WHAT YOU ARE ASKED TO DO —
Scan the records below, and wherever a line has the word "JSON", pull it out.
»»
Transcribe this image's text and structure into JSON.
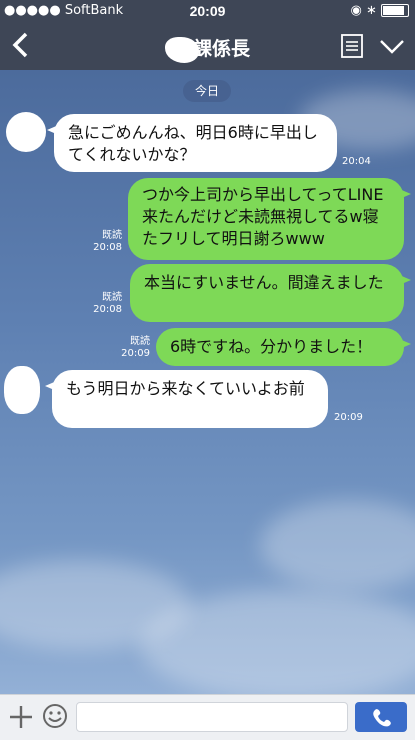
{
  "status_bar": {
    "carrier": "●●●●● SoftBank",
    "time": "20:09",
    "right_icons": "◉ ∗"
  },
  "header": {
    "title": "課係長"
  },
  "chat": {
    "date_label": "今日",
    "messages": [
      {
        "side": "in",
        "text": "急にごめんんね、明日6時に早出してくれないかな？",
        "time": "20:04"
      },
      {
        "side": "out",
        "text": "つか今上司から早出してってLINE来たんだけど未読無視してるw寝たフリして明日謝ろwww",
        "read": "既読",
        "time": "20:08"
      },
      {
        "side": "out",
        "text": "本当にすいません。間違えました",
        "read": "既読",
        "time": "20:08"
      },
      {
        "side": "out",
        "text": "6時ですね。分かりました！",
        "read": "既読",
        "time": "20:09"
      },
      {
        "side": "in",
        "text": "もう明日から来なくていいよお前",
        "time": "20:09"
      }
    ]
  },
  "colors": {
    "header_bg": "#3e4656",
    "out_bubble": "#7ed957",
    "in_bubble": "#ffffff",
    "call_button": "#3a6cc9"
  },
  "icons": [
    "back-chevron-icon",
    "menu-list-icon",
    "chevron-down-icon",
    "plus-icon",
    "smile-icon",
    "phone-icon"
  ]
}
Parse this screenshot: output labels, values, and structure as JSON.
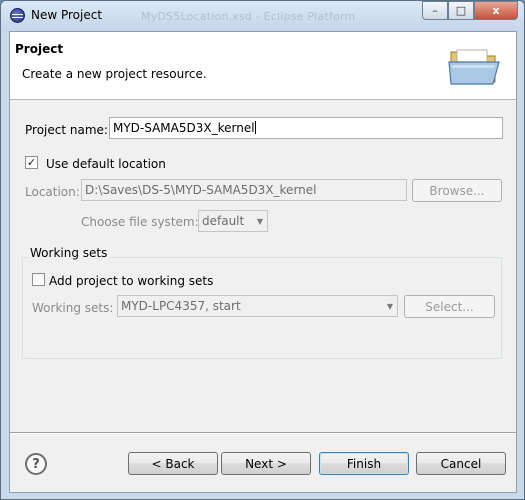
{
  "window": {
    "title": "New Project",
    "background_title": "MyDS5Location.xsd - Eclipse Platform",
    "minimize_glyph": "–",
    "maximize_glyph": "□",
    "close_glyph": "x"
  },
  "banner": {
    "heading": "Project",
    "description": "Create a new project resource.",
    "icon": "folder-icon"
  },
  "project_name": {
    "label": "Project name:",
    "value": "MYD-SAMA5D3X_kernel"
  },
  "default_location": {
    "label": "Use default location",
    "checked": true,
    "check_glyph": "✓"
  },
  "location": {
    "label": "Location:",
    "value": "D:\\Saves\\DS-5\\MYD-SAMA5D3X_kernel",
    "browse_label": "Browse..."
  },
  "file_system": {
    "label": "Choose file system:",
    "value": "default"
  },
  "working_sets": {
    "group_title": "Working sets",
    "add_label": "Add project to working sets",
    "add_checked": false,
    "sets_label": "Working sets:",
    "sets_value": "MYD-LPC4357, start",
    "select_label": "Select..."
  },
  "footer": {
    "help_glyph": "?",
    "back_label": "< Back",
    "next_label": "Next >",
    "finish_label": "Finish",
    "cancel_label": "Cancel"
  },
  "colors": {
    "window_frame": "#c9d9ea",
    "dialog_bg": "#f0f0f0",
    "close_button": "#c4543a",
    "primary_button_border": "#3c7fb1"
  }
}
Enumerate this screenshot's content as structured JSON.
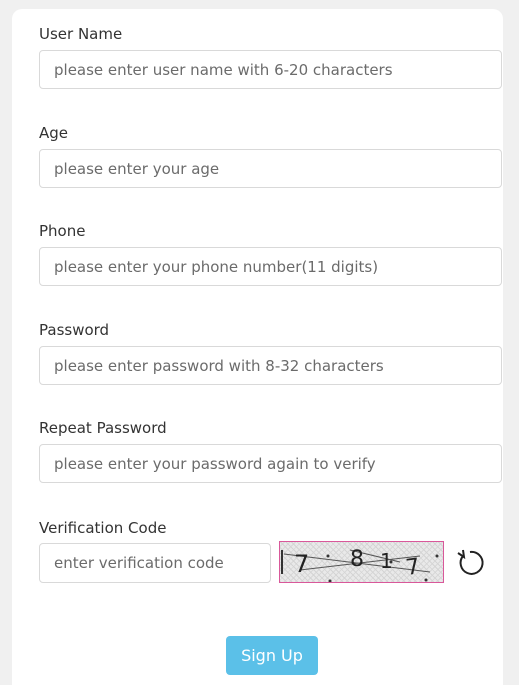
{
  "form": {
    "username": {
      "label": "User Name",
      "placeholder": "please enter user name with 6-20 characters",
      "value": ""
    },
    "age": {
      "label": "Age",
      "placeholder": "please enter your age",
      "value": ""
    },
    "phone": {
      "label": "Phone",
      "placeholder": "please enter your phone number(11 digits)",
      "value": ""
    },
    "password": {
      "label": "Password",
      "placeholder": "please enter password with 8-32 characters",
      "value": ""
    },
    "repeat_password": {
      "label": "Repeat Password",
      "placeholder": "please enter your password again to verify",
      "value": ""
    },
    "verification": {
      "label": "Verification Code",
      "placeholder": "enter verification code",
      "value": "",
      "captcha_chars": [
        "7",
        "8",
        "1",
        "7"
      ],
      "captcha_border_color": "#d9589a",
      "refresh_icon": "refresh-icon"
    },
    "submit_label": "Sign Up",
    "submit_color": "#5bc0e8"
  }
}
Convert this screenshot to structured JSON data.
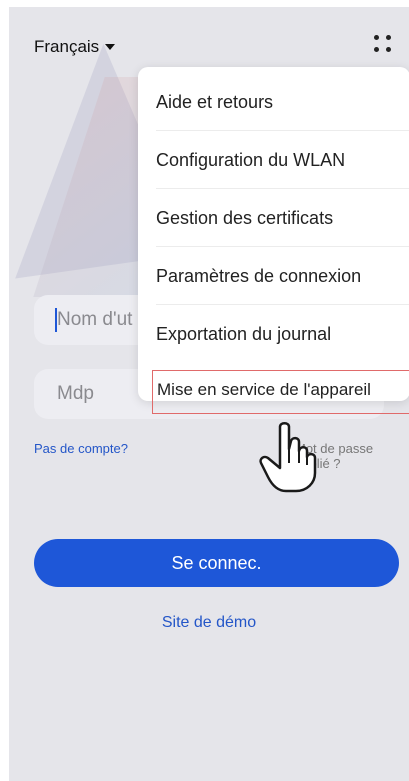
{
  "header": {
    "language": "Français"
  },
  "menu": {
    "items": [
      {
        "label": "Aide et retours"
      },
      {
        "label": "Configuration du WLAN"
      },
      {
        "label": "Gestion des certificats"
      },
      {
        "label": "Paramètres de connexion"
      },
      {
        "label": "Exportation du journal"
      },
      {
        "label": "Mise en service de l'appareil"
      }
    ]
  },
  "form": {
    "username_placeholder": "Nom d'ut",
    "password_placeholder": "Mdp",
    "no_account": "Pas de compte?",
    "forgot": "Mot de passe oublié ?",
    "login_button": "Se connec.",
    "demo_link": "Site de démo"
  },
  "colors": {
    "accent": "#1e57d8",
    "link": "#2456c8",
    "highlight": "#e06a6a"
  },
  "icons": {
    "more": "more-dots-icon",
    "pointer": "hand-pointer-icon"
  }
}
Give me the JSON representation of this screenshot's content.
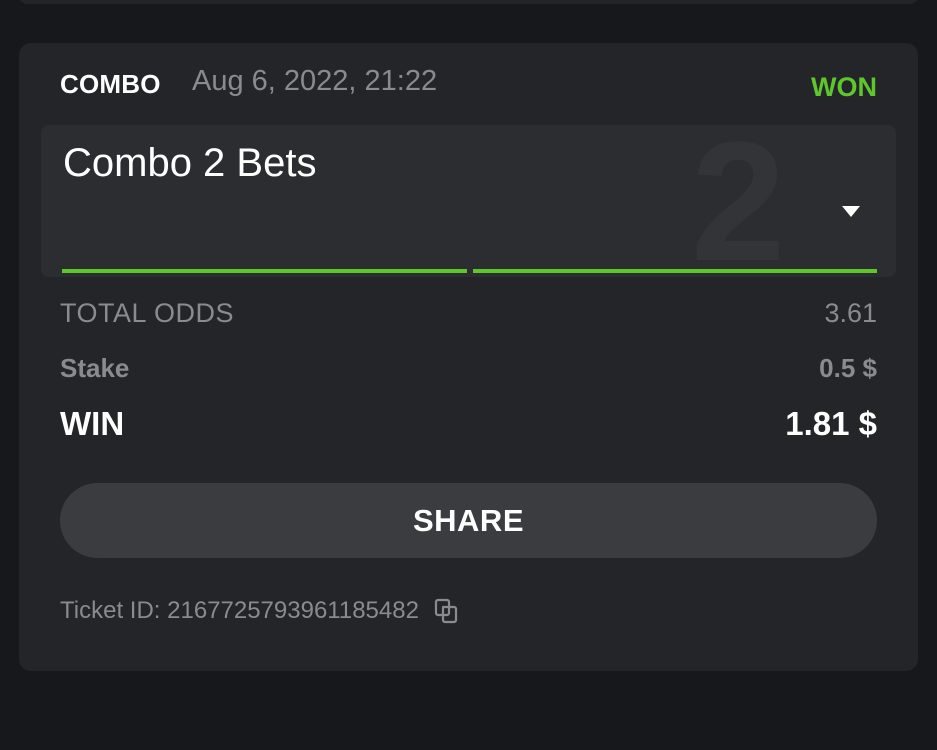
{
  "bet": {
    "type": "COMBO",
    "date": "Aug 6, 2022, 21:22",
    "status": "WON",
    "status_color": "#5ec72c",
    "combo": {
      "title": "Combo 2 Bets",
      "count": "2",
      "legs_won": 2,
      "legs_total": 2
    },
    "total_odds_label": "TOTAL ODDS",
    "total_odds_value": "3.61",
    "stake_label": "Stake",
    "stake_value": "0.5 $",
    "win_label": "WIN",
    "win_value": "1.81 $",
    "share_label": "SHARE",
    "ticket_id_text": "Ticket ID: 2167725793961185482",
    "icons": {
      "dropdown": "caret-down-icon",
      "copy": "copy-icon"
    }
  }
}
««
THE COMPLETED TASK —
Transcribe this image's text and structure into JSON.
Parse this screenshot: output labels, values, and structure as JSON.
Enumerate this screenshot's content as structured JSON.
Convert this screenshot to structured JSON data.
Give me the JSON representation of this screenshot's content.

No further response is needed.